Made with just butter, shredded phyllo, fresh cheese, and simple syrup, knafeh is a truly unique sweet. It's rare to come across a pastry that doesn't remind you of something else you've had before, but that's what happened when I first tried knafeh. It's meant to be eaten straight out of the oven when the kataifi, or shredded phyllo, is freshly crisp so it contrasts deliciously with the sweetened cheese, which is melted and slightly chewy.
Hannah knows her competition; Jaafer is located along a stretch in Albany Park that is heavy with Middle Eastern Bakeries, and Hannah has tried the knafeh at all of them. She explained that one of the things that makes Jaafer's knafeh the best is the quality of their ingredients. They buy only the best clarified butter and tint it with orange food coloring. The first step is to butter the bottom of sheet pans with the bright orange butter.
Kataifi, which is essentially phyllo dough that has been passed through a shredder, is one of the few ingredients Jaafer doesn't make in-house.
Hanna breaks and tears the kataifi into smaller shreds, which will become both the bottom and top layers of knafeh.
Hannah sprinkles the kataifi into the bottom of the buttered sheet pan and presses down to create an even layer.
Jaafer makes this fresh unsalted cow's milk cheese every day. It will become the center of the knafeh.
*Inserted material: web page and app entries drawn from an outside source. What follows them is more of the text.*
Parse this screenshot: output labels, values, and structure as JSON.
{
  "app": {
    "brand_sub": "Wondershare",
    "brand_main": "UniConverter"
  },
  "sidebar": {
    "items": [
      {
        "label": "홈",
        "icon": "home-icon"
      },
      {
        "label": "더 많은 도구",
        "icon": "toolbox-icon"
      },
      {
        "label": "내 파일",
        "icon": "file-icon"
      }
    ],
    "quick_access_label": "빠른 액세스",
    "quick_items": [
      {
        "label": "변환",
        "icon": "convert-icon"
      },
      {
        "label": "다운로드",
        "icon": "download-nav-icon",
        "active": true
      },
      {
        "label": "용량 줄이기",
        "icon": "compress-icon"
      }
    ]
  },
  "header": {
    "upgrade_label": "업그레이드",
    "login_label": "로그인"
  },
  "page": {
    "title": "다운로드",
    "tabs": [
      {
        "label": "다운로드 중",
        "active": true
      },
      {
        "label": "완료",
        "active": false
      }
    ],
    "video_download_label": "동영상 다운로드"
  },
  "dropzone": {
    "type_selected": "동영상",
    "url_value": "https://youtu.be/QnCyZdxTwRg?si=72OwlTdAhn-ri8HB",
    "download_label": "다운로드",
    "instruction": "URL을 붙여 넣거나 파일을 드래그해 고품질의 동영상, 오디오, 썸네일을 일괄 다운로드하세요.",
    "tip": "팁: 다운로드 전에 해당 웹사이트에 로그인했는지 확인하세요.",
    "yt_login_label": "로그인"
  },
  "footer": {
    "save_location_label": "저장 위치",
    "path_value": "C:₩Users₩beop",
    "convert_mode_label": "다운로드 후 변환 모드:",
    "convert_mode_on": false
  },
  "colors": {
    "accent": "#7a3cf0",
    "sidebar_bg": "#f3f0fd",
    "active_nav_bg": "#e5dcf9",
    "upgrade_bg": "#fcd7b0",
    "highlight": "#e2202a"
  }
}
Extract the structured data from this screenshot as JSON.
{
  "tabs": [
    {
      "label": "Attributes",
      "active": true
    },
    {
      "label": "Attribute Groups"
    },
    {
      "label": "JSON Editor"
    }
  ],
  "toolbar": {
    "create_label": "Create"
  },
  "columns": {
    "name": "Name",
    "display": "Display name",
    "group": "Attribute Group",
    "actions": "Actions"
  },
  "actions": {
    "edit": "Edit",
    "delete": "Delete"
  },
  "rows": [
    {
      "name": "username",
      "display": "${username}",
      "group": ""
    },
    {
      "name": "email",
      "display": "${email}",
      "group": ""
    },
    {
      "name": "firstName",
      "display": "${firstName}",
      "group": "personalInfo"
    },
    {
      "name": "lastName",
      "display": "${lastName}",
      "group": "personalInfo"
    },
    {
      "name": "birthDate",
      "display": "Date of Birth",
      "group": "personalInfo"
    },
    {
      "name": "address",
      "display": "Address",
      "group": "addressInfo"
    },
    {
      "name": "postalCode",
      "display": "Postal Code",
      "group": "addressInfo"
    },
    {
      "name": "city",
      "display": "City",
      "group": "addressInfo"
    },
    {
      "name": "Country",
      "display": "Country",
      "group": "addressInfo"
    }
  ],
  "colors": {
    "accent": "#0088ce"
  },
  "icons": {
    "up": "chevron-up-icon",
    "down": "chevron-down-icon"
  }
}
When it melts, it becomes stringy and slightly chewy in a way similar to fresh mozzarella.
A substantial layer of fresh cheese is pressed into the pan on top of the layer of kataifi. Hannah will top the cheese off with another layer of kataifi before setting the pan on an old imported stove.
When Hannah and her husband bought Jaafer Sweets five years ago, it came with a whole host of antique equipment, including this imported stove. The gas is controlled with the knobs to the rear and Hannah uses modified pliers to shake and rotate the pan of knafeh over the flame. She mentioned that newer stoves will rotate the pan for you, but they prefer the classic way of preparing knafeh.
After about ten minutes, the bottom of the knafeh is set. Hannah takes it off the stove, places another sheet pan on top and carefully flips the entire sheet over. The brightly colored butter will become the top of the knafeh.
After the flip, the knafeh sits on the stove to cook the bottom layer of kataifi and fully melt the cheese. To check doneness, Hannah uses a combination of pressing on top of the knafeh to feel how the cheese is melting as well as a spatula to check the bottom.
Vat o' Syrup
Since this syrup is in almost every sweet they make, Jaafer makes large vats of simple syrup at a time.
Hannah drips the syrup over the freshly cooked knafeh.
Jaafer is the only bakery in the country that cooks all of their knafeh to order (with the exception of peak times like major Muslim and Christian holidays). Prepared knafeh is rarely displayed up front. Instead, when a customer orders it (even if it's just one piece and not a whole tray), the staff take out a pan of uncooked knafeh that was prepared in the morning and cook it to order.
In addition to knafeh, Jaafer also offers baklava (which is about equal to knafeh in terms of popularity) and many delicious variations on phyllo dough, syrup, and nuts.
Just another delicious variation on baklava.